## Work instructions
Below are some records; copy each line in them that contains "name".

## Data for review
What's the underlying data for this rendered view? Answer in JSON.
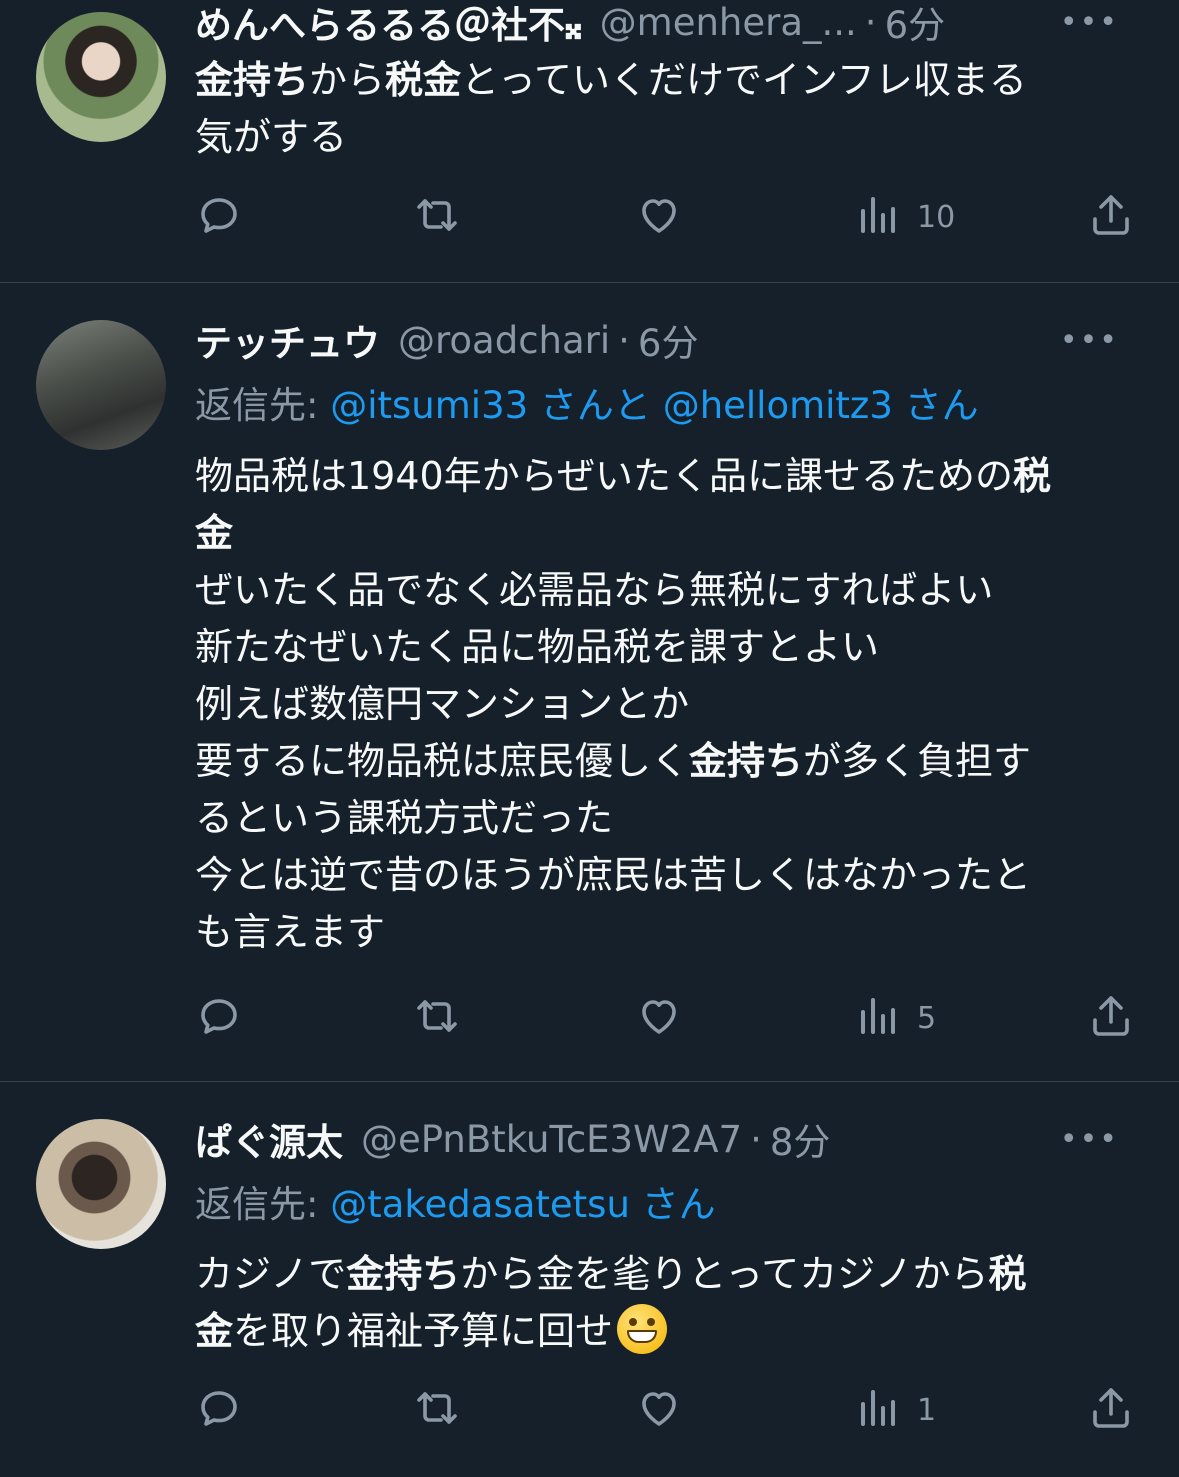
{
  "tweets": [
    {
      "name": "めんへらるるる＠社不𝄪",
      "handle": "@menhera_...",
      "time": "6分",
      "reply_to_label": "",
      "body": [
        [
          {
            "t": "金持ち",
            "b": true
          },
          {
            "t": "から",
            "b": false
          },
          {
            "t": "税金",
            "b": true
          },
          {
            "t": "とっていくだけでインフレ収まる",
            "b": false
          }
        ],
        [
          {
            "t": "気がする",
            "b": false
          }
        ]
      ],
      "views": "10"
    },
    {
      "name": "テッチュウ",
      "handle": "@roadchari",
      "time": "6分",
      "reply_to_label": "返信先:",
      "reply_mentions": [
        "@itsumi33",
        "さんと",
        "@hellomitz3",
        "さん"
      ],
      "body": [
        [
          {
            "t": "物品税は1940年からぜいたく品に課せるための",
            "b": false
          },
          {
            "t": "税",
            "b": true
          }
        ],
        [
          {
            "t": "金",
            "b": true
          }
        ],
        [
          {
            "t": "ぜいたく品でなく必需品なら無税にすればよい",
            "b": false
          }
        ],
        [
          {
            "t": "新たなぜいたく品に物品税を課すとよい",
            "b": false
          }
        ],
        [
          {
            "t": "例えば数億円マンションとか",
            "b": false
          }
        ],
        [
          {
            "t": "要するに物品税は庶民優しく",
            "b": false
          },
          {
            "t": "金持ち",
            "b": true
          },
          {
            "t": "が多く負担す",
            "b": false
          }
        ],
        [
          {
            "t": "るという課税方式だった",
            "b": false
          }
        ],
        [
          {
            "t": "今とは逆で昔のほうが庶民は苦しくはなかったと",
            "b": false
          }
        ],
        [
          {
            "t": "も言えます",
            "b": false
          }
        ]
      ],
      "views": "5"
    },
    {
      "name": "ぱぐ源太",
      "handle": "@ePnBtkuTcE3W2A7",
      "time": "8分",
      "reply_to_label": "返信先:",
      "reply_mentions": [
        "@takedasatetsu",
        "さん"
      ],
      "body": [
        [
          {
            "t": "カジノで",
            "b": false
          },
          {
            "t": "金持ち",
            "b": true
          },
          {
            "t": "から金を毟りとってカジノから",
            "b": false
          },
          {
            "t": "税",
            "b": true
          }
        ],
        [
          {
            "t": "金",
            "b": true
          },
          {
            "t": "を取り福祉予算に回せ",
            "b": false
          }
        ]
      ],
      "emoji": "grinning-face-emoji",
      "views": "1"
    }
  ],
  "ui": {
    "more_label": "•••",
    "separator": "·"
  },
  "colors": {
    "background": "#15202b",
    "text": "#f7f9f9",
    "secondary": "#8b98a5",
    "link": "#1d9bf0",
    "divider": "#38444d"
  },
  "icons": [
    "reply-icon",
    "retweet-icon",
    "like-icon",
    "views-icon",
    "share-icon"
  ]
}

## Task answer
      "name": "めんへらるるる＠社不𝄪",
      "name": "テッチュウ",
      "name": "ぱぐ源太",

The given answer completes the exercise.